* _ASSIGNMENT_
Say nothing but the number of lines below in which the string "características" appears.

======== ENTRIES SHOWN

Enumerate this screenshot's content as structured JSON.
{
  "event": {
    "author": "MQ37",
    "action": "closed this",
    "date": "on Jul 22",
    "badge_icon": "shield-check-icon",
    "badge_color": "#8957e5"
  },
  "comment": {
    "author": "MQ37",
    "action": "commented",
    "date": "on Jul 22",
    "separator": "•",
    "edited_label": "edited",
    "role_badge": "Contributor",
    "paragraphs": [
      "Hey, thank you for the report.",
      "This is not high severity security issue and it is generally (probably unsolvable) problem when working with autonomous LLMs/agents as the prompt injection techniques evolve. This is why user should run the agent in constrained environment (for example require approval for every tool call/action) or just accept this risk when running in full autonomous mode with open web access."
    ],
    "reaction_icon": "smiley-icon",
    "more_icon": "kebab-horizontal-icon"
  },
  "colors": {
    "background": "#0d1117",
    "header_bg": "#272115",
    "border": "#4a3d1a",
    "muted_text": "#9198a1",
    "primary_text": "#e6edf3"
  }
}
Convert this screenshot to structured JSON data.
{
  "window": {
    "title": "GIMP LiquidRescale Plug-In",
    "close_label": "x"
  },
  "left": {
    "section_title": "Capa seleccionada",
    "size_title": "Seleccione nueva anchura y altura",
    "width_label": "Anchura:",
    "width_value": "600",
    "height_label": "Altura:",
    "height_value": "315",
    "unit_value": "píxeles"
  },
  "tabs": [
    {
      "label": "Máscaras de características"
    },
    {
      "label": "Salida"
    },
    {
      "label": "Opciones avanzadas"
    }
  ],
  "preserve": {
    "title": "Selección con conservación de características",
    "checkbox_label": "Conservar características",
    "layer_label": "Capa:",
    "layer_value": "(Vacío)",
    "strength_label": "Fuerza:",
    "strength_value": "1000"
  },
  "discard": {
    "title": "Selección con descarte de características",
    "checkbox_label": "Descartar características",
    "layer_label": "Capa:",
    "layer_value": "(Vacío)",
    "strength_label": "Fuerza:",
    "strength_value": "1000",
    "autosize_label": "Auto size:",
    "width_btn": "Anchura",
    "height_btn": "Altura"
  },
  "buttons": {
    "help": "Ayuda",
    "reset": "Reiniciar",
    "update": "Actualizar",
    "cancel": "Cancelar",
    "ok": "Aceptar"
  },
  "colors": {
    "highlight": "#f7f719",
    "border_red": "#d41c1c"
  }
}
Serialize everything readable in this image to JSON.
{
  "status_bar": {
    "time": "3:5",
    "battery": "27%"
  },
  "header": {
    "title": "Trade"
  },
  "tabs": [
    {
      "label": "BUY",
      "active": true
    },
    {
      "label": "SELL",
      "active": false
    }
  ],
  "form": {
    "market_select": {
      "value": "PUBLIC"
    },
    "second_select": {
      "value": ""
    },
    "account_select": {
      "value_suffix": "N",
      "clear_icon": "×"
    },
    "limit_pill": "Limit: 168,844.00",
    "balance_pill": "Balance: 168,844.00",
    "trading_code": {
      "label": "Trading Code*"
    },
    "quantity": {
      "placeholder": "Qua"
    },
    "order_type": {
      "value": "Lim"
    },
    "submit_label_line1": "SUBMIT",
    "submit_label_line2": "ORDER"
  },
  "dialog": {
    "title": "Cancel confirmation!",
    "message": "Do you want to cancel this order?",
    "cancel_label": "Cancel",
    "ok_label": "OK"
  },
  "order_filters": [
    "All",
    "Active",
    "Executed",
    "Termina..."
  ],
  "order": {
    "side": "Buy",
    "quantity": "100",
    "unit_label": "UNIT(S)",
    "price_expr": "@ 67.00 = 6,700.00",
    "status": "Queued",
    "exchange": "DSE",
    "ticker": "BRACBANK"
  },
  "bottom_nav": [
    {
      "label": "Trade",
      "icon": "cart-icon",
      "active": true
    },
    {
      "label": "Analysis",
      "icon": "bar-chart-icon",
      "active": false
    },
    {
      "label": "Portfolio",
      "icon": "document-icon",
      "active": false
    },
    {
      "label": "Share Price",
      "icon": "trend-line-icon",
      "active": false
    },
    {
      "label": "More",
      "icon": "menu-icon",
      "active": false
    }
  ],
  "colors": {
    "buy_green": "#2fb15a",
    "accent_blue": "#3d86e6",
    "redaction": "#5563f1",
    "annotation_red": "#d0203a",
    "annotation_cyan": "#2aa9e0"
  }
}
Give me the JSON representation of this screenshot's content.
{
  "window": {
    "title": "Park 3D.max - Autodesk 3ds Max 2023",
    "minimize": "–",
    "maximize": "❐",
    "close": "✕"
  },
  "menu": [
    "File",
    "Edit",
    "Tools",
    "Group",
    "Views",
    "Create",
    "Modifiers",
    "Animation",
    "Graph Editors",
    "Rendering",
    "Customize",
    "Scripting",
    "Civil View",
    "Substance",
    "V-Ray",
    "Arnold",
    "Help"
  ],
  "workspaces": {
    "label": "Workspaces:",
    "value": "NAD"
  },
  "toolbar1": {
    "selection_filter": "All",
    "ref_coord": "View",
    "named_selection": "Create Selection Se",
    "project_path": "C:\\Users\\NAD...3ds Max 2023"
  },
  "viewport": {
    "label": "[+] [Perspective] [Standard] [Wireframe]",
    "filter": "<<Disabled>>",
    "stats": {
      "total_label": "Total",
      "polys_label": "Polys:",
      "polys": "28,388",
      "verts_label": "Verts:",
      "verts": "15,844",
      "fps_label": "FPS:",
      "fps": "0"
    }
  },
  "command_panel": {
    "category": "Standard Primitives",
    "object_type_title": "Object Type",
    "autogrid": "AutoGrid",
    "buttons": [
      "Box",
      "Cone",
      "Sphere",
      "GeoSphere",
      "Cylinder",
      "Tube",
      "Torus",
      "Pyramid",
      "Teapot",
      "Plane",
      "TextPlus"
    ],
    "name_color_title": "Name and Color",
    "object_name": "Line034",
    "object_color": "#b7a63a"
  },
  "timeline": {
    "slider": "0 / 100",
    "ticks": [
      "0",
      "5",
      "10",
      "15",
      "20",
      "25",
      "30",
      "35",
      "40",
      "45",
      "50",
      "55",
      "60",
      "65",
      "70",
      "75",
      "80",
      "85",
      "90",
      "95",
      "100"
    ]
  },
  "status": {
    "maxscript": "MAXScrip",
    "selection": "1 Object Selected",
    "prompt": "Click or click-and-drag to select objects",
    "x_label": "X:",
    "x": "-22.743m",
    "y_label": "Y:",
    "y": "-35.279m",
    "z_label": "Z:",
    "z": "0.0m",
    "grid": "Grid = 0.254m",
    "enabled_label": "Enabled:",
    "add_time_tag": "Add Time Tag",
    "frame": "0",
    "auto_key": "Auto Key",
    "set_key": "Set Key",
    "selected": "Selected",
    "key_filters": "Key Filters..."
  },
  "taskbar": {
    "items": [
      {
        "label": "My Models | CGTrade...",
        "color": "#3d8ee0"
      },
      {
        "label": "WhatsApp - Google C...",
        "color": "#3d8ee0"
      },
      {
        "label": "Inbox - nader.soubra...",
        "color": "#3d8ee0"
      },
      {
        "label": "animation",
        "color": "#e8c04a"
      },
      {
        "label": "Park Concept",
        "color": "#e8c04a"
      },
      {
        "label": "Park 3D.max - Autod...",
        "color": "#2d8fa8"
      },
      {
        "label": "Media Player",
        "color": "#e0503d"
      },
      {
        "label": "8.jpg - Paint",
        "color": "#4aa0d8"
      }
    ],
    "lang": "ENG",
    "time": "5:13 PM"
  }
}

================

* _SOLVED EXERCISE_
5